As it zoomed in on Saturn's moon Dione for a close flyby, the Cassini spacecraft captured a set of images of the icy moon which have been combined into a mosaic here to provide a stunningly detailed global view.
Five narrow angle frames comprise this view of the 'wispy terrain' on the anti-Saturn side of Dione. To the surprise of Cassini imaging scientists, the wispy terrain does not consist of thick ice deposits, but rather the bright ice cliffs created by tectonic fractures. The surface is also clearly very heavily cratered. The image scale is 0.9 kilometers (0.6 miles) per pixel; the phase angle is 34 degrees.
The Cassini-Huygens mission is a cooperative project of NASA, the European Space Agency and the Italian Space Agency.
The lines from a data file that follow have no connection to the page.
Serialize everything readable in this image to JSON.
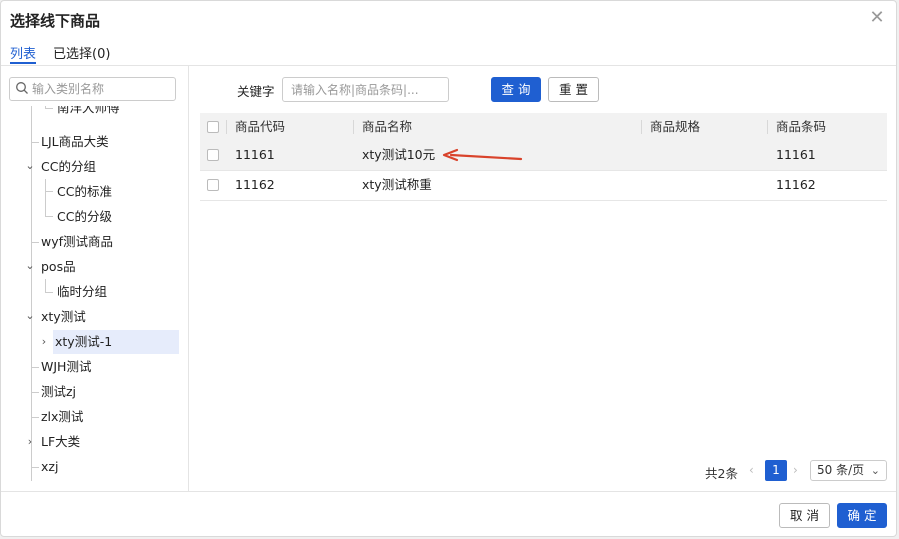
{
  "dialog": {
    "title": "选择线下商品"
  },
  "tabs": {
    "list": "列表",
    "selected": "已选择(0)"
  },
  "sidebar": {
    "search_placeholder": "输入类别名称",
    "tree": [
      {
        "label": "南洋大师傅"
      },
      {
        "label": "LJL商品大类"
      },
      {
        "label": "CC的分组"
      },
      {
        "label": "CC的标准"
      },
      {
        "label": "CC的分级"
      },
      {
        "label": "wyf测试商品"
      },
      {
        "label": "pos品"
      },
      {
        "label": "临时分组"
      },
      {
        "label": "xty测试"
      },
      {
        "label": "xty测试-1"
      },
      {
        "label": "WJH测试"
      },
      {
        "label": "测试zj"
      },
      {
        "label": "zlx测试"
      },
      {
        "label": "LF大类"
      },
      {
        "label": "xzj"
      }
    ]
  },
  "filter": {
    "keyword_label": "关键字",
    "keyword_placeholder": "请输入名称|商品条码|...",
    "search_button": "查 询",
    "reset_button": "重 置"
  },
  "table": {
    "headers": [
      "商品代码",
      "商品名称",
      "商品规格",
      "商品条码"
    ],
    "rows": [
      {
        "code": "11161",
        "name": "xty测试10元",
        "spec": "",
        "barcode": "11161"
      },
      {
        "code": "11162",
        "name": "xty测试称重",
        "spec": "",
        "barcode": "11162"
      }
    ]
  },
  "pagination": {
    "total": "共2条",
    "current_page": "1",
    "page_size": "50 条/页"
  },
  "footer": {
    "cancel": "取 消",
    "confirm": "确 定"
  },
  "colors": {
    "accent": "#1f5fd1",
    "annotation_arrow": "#d9432b"
  },
  "icons": [
    "close-icon",
    "search-icon",
    "chevron-down-icon",
    "chevron-right-icon",
    "chevron-left-icon"
  ]
}
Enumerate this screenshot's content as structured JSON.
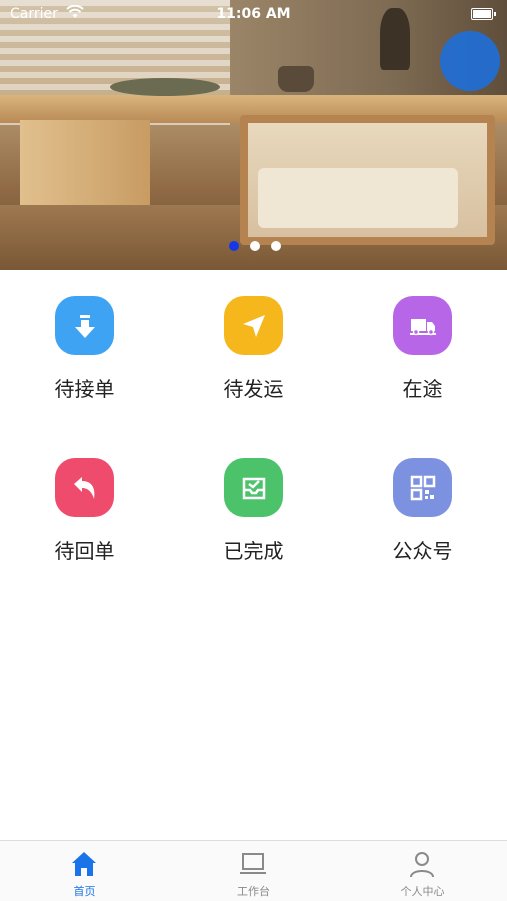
{
  "status_bar": {
    "carrier": "Carrier",
    "time": "11:06 AM"
  },
  "banner": {
    "page_count": 3,
    "active_page": 1
  },
  "menu": [
    {
      "label": "待接单",
      "icon": "download-arrow-icon",
      "color": "#3ea3f2"
    },
    {
      "label": "待发运",
      "icon": "navigation-arrow-icon",
      "color": "#f6b71c"
    },
    {
      "label": "在途",
      "icon": "truck-icon",
      "color": "#b766e8"
    },
    {
      "label": "待回单",
      "icon": "return-arrow-icon",
      "color": "#ef4b6c"
    },
    {
      "label": "已完成",
      "icon": "inbox-check-icon",
      "color": "#4cc26b"
    },
    {
      "label": "公众号",
      "icon": "qr-code-icon",
      "color": "#7c92e0"
    }
  ],
  "tabbar": {
    "items": [
      {
        "label": "首页",
        "icon": "home-icon",
        "active": true
      },
      {
        "label": "工作台",
        "icon": "laptop-icon",
        "active": false
      },
      {
        "label": "个人中心",
        "icon": "user-icon",
        "active": false
      }
    ],
    "active_color": "#1a73e8"
  }
}
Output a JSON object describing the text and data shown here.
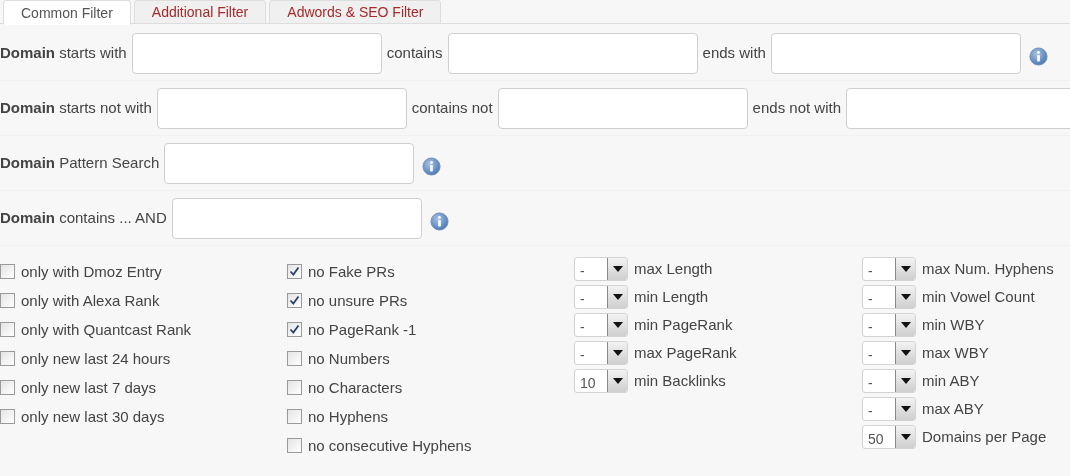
{
  "tabs": [
    {
      "label": "Common Filter",
      "selected": true
    },
    {
      "label": "Additional Filter",
      "selected": false
    },
    {
      "label": "Adwords & SEO Filter",
      "selected": false
    }
  ],
  "filter_rows": [
    {
      "parts": [
        {
          "kind": "label",
          "text": "**Domain** starts with"
        },
        {
          "kind": "field"
        },
        {
          "kind": "label",
          "text": "contains"
        },
        {
          "kind": "field"
        },
        {
          "kind": "label",
          "text": "ends with"
        },
        {
          "kind": "field"
        },
        {
          "kind": "info"
        }
      ]
    },
    {
      "parts": [
        {
          "kind": "label",
          "text": "**Domain** starts not with"
        },
        {
          "kind": "field"
        },
        {
          "kind": "label",
          "text": "contains not"
        },
        {
          "kind": "field"
        },
        {
          "kind": "label",
          "text": "ends not with"
        },
        {
          "kind": "field"
        }
      ]
    },
    {
      "parts": [
        {
          "kind": "label",
          "text": "**Domain** Pattern Search"
        },
        {
          "kind": "field"
        },
        {
          "kind": "info"
        }
      ]
    },
    {
      "parts": [
        {
          "kind": "label",
          "text": "**Domain** contains ... AND"
        },
        {
          "kind": "field"
        },
        {
          "kind": "info"
        }
      ]
    }
  ],
  "checkbox_columns": [
    [
      {
        "label": "only with Dmoz Entry",
        "checked": false
      },
      {
        "label": "only with Alexa Rank",
        "checked": false
      },
      {
        "label": "only with Quantcast Rank",
        "checked": false
      },
      {
        "label": "only new last 24 hours",
        "checked": false
      },
      {
        "label": "only new last 7 days",
        "checked": false
      },
      {
        "label": "only new last 30 days",
        "checked": false
      }
    ],
    [
      {
        "label": "no Fake PRs",
        "checked": true
      },
      {
        "label": "no unsure PRs",
        "checked": true
      },
      {
        "label": "no PageRank -1",
        "checked": true
      },
      {
        "label": "no Numbers",
        "checked": false
      },
      {
        "label": "no Characters",
        "checked": false
      },
      {
        "label": "no Hyphens",
        "checked": false
      },
      {
        "label": "no consecutive Hyphens",
        "checked": false
      }
    ]
  ],
  "select_columns": [
    [
      {
        "value": "-",
        "label": "max Length"
      },
      {
        "value": "-",
        "label": "min Length"
      },
      {
        "value": "-",
        "label": "min PageRank"
      },
      {
        "value": "-",
        "label": "max PageRank"
      },
      {
        "value": "10",
        "label": "min Backlinks"
      }
    ],
    [
      {
        "value": "-",
        "label": "max Num. Hyphens"
      },
      {
        "value": "-",
        "label": "min Vowel Count"
      },
      {
        "value": "-",
        "label": "min WBY"
      },
      {
        "value": "-",
        "label": "max WBY"
      },
      {
        "value": "-",
        "label": "min ABY"
      },
      {
        "value": "-",
        "label": "max ABY"
      },
      {
        "value": "50",
        "label": "Domains per Page"
      }
    ]
  ]
}
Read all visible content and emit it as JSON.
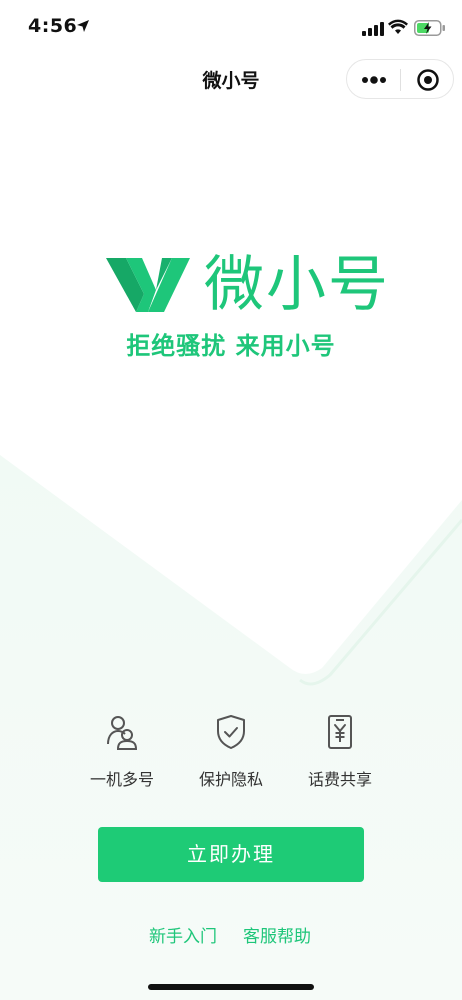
{
  "status_bar": {
    "time": "4:56"
  },
  "nav": {
    "title": "微小号"
  },
  "hero": {
    "brand_name": "微小号",
    "slogan": "拒绝骚扰 来用小号"
  },
  "features": [
    {
      "label": "一机多号",
      "icon": "users-icon"
    },
    {
      "label": "保护隐私",
      "icon": "shield-check-icon"
    },
    {
      "label": "话费共享",
      "icon": "yuan-phone-icon"
    }
  ],
  "actions": {
    "primary_button": "立即办理",
    "beginner_link": "新手入门",
    "support_link": "客服帮助"
  },
  "colors": {
    "brand_green": "#1ec67a",
    "button_green": "#1ecb76"
  }
}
The Jet Propulsion Laboratory, a division of the California Institute of Technology in Pasadena, manages the mission for NASA's Science Mission Directorate, Washington, D.C. The Cassini orbiter and its two onboard cameras were designed, developed and assembled at JPL. The imaging team is based at the Space Science Institute, Boulder, Colo.
For more information, about the Cassini-Huygens mission visit, http://saturn.jpl.nasa.gov and the Cassini imaging team home page, http://ciclops.org.